━━━ RECORD EXCERPTS

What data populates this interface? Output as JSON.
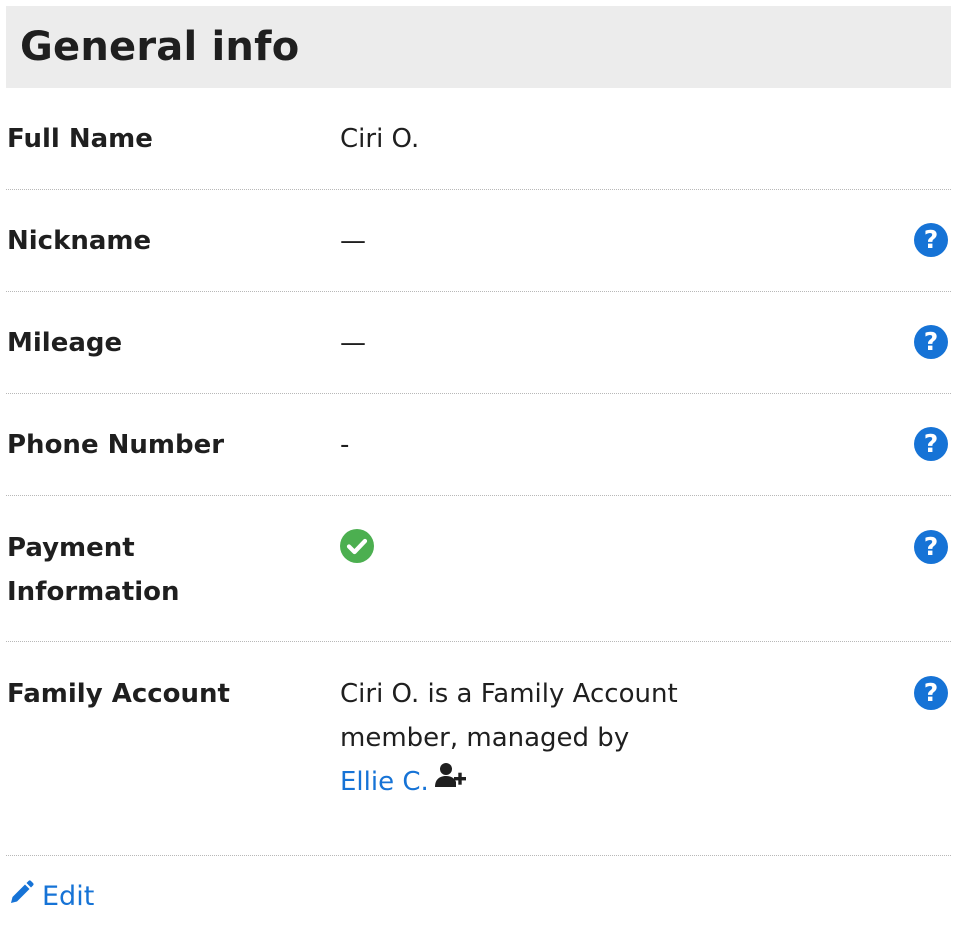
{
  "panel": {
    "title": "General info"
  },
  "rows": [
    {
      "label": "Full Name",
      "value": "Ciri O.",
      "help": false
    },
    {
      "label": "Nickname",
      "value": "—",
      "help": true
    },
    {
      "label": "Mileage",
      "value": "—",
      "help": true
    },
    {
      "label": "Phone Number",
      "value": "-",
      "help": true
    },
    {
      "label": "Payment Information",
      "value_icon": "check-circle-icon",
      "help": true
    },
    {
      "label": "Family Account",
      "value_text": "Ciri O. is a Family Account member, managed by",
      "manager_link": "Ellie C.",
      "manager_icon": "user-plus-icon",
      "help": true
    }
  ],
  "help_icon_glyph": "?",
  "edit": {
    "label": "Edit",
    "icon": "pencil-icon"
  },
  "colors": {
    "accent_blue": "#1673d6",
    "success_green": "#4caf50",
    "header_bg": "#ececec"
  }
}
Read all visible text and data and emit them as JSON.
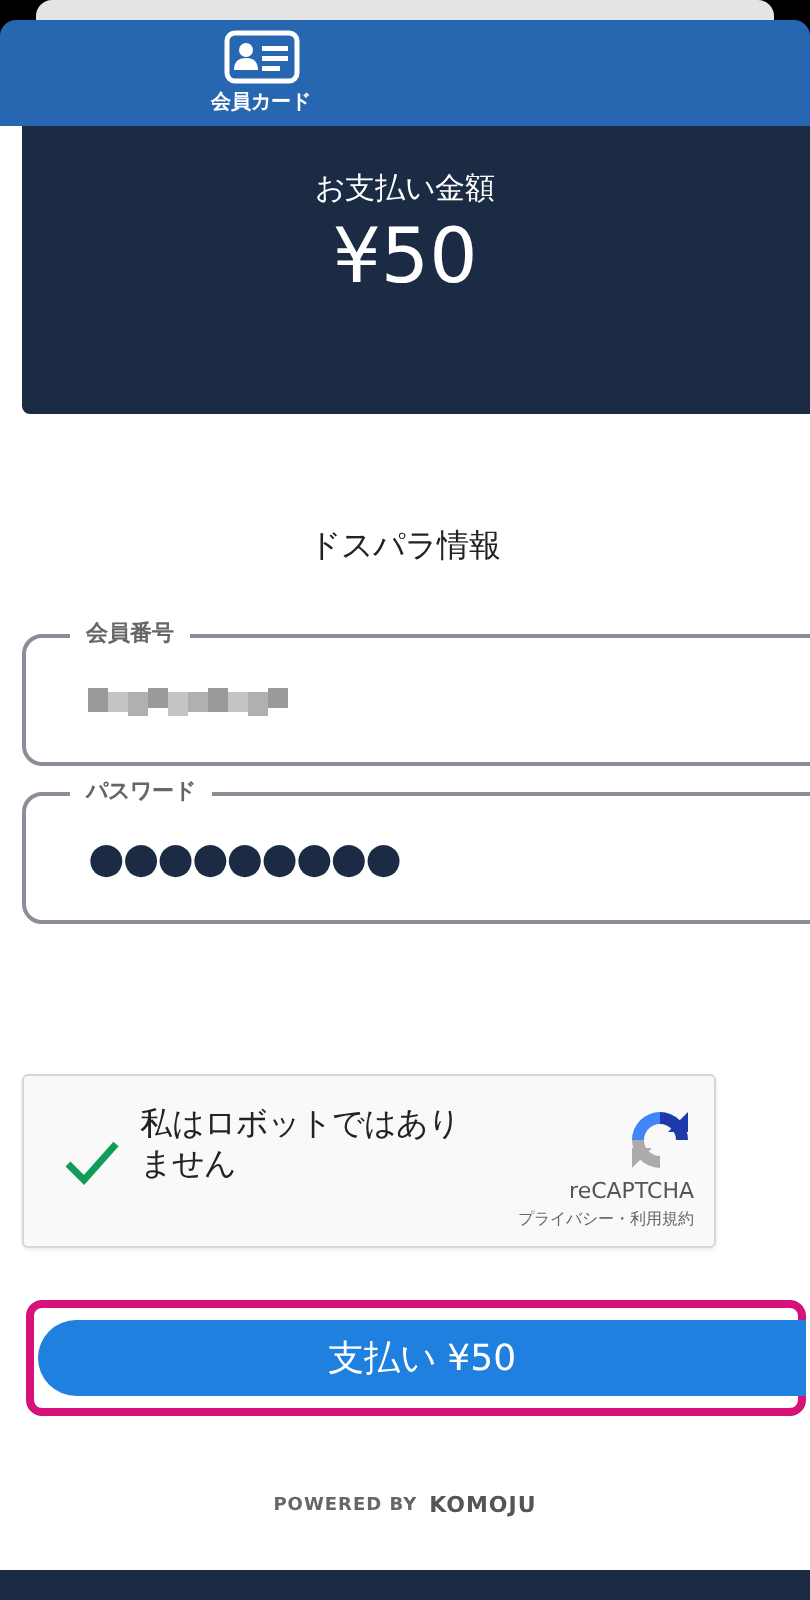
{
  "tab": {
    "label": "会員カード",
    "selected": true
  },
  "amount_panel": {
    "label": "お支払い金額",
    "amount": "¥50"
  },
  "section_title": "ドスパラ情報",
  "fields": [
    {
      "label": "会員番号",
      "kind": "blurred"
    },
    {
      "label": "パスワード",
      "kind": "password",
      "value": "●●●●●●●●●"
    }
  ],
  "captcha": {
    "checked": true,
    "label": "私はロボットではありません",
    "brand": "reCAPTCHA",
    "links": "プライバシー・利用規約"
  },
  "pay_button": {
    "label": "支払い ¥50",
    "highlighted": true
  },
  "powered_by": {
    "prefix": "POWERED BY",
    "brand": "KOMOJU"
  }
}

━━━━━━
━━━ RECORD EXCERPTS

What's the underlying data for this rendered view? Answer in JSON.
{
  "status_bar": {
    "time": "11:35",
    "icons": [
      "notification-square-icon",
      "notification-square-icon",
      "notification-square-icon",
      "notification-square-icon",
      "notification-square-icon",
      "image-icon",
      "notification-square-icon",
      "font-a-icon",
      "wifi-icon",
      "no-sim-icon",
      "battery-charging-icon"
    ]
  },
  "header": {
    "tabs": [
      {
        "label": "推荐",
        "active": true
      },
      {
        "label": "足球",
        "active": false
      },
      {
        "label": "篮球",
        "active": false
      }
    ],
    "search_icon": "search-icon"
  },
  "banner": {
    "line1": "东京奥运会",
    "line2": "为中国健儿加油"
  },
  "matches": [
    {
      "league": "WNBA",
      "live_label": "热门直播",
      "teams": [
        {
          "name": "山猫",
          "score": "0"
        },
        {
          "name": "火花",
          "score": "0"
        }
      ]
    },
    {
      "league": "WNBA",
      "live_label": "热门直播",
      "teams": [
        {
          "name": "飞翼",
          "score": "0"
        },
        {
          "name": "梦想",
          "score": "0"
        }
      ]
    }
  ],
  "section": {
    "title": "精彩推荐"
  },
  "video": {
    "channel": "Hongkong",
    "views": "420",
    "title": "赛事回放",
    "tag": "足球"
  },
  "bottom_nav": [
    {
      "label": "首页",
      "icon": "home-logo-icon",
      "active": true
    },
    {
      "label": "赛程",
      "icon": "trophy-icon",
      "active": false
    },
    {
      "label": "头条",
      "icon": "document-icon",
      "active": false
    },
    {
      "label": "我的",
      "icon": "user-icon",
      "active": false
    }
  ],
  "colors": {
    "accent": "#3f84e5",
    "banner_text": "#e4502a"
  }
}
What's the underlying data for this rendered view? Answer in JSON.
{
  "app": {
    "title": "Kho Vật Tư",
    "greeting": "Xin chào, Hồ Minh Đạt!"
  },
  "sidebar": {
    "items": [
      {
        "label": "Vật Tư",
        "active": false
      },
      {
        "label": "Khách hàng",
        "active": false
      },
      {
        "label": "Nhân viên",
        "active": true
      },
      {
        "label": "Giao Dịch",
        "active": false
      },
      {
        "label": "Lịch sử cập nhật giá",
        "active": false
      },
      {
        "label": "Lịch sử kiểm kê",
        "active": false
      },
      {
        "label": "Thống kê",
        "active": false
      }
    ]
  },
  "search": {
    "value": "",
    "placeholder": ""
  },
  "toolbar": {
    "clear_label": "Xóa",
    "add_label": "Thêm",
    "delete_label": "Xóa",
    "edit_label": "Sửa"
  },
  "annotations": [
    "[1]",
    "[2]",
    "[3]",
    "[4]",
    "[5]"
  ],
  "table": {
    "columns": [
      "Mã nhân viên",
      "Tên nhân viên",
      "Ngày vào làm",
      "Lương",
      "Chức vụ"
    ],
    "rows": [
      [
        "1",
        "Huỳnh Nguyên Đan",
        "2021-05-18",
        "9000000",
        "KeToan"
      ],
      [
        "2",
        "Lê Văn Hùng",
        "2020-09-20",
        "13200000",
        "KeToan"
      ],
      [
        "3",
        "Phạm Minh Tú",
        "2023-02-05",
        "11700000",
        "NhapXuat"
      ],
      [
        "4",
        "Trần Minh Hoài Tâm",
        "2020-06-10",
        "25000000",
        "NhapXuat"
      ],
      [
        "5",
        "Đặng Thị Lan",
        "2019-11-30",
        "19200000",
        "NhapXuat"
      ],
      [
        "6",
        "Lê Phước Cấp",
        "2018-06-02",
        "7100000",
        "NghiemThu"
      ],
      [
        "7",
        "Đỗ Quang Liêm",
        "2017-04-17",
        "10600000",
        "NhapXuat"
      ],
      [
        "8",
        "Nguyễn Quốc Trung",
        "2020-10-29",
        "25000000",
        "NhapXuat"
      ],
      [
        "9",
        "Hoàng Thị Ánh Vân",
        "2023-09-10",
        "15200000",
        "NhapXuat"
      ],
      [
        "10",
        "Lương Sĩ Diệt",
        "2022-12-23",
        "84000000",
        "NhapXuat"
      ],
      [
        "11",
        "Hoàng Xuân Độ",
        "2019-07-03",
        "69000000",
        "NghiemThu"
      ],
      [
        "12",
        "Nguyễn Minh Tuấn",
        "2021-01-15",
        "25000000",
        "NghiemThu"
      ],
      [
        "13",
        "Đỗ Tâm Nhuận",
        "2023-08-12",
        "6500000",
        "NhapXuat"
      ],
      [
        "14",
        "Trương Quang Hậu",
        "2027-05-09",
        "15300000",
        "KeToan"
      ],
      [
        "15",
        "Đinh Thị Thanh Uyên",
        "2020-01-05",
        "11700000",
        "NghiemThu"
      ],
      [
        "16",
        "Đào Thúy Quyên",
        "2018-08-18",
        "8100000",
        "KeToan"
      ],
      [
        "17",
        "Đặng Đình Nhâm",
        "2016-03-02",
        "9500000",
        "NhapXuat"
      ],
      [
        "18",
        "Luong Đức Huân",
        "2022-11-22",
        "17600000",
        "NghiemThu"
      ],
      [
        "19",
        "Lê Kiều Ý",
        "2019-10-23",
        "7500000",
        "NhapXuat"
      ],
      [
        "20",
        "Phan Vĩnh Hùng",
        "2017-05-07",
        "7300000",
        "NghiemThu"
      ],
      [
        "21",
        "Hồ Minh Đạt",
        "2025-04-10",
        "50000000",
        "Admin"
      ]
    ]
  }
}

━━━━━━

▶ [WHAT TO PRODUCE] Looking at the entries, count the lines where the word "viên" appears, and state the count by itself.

▶ [SOLVED PROBLEM] 3